Gauging mood: New smartphone app to recognize speaker’s emotions
The app for the iPhone is called 'Moodies' and comes from a small tech company called Beyond Verbal. It's the culmination of almost twenty years of research.
Users talk into their mobile phone, and the software analyzes the speech patterns in real time. After about twenty seconds it produces a 'diagnosis' of the voice's mood.
The developers say users will be able to explore their own emotions and relationships, which include everything from personal life to work situations. They think that with links to Facebook and Twitter the emotional examinations could become another tool in social networking. It could even improve productivity by cutting down on wasted time.

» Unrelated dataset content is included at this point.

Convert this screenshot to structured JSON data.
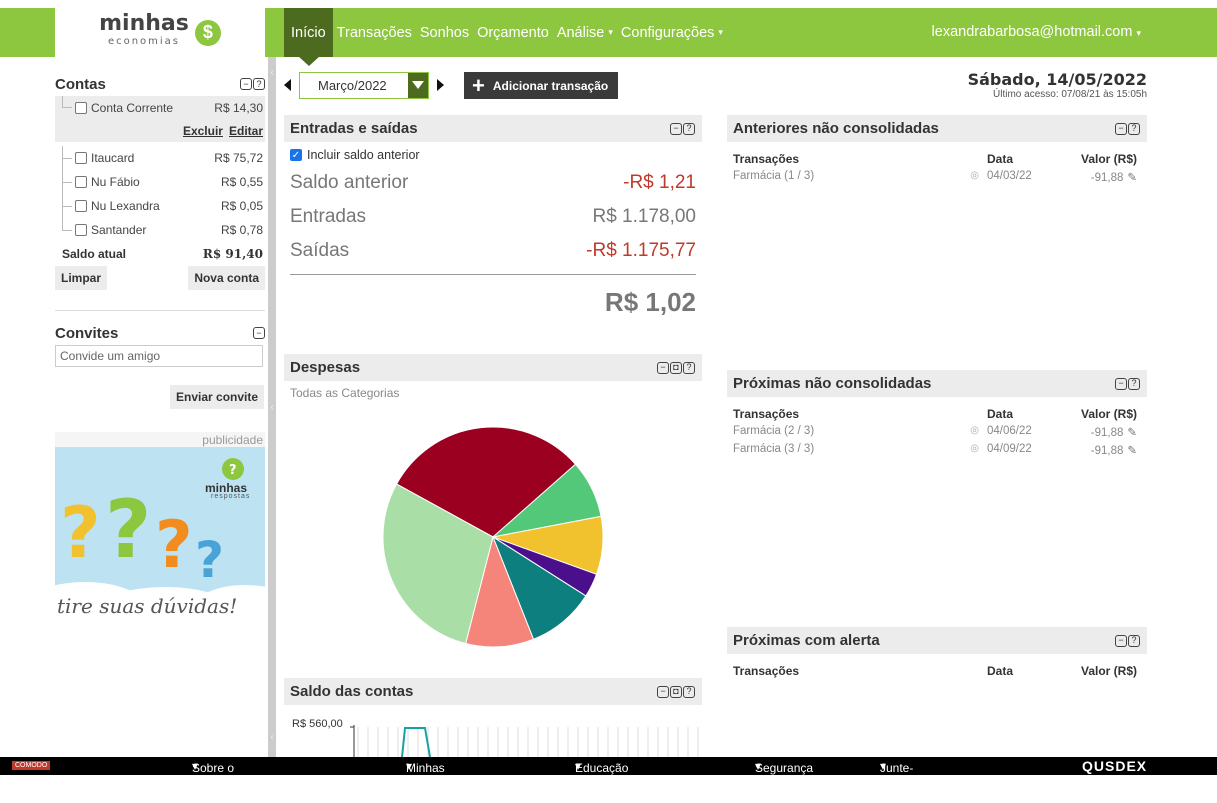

“Our research into this new dimension of human insight started in 1995 with the understanding that it’s not ‘what we say’ but HOW we say it.” said a company spokesman. The technology has received four US patents, as well as “industry and academic recognition.”
The research behind the app combined the work of physicists, neuroscientists and psychologists. They sampled the voices of more than 70,000 people in over 30 languages to get an emotional speech database.
So, why do the creators believe it is so important, and will make groundbreaking changes to how humans interact with their electronic toys? Because it is the only “full-spectrum and real-time emotions solution,” as the company’s website explains.
The problem was simple: other voice recognition software like Google Voice or Siri, for instance, do not take intonation into account and, therefore, a vast number of searches end in frustration. Because how is a robot to break your thought down into a coherent sentence and pick out the most important part?
Beating that neuropsychological barrier would have uses in a whole range of activities – from user-tailored advertising to cutting down the amount of communication and time wasted in crucial situations, to interacting with your computer or consumer electronics.
There are other tech companies joining in on the human-machine interaction revolution. There is facial expression recognition software being developed, and the technology has already partially entered the phone market, with a new Samsung phone using a totally different approach to sensing your emotions – gauging how you use your phone, from the speed at which you type to measuring how much the device shakes during use.
The 'Moodies' software relies exclusively on voice input. Those that have already had the opportunity to test it say it is remarkable how impossible it is to cheat.
And as the software gets used more the technology in the system, called the voice engine, “learns” and its results can become more and more accurate.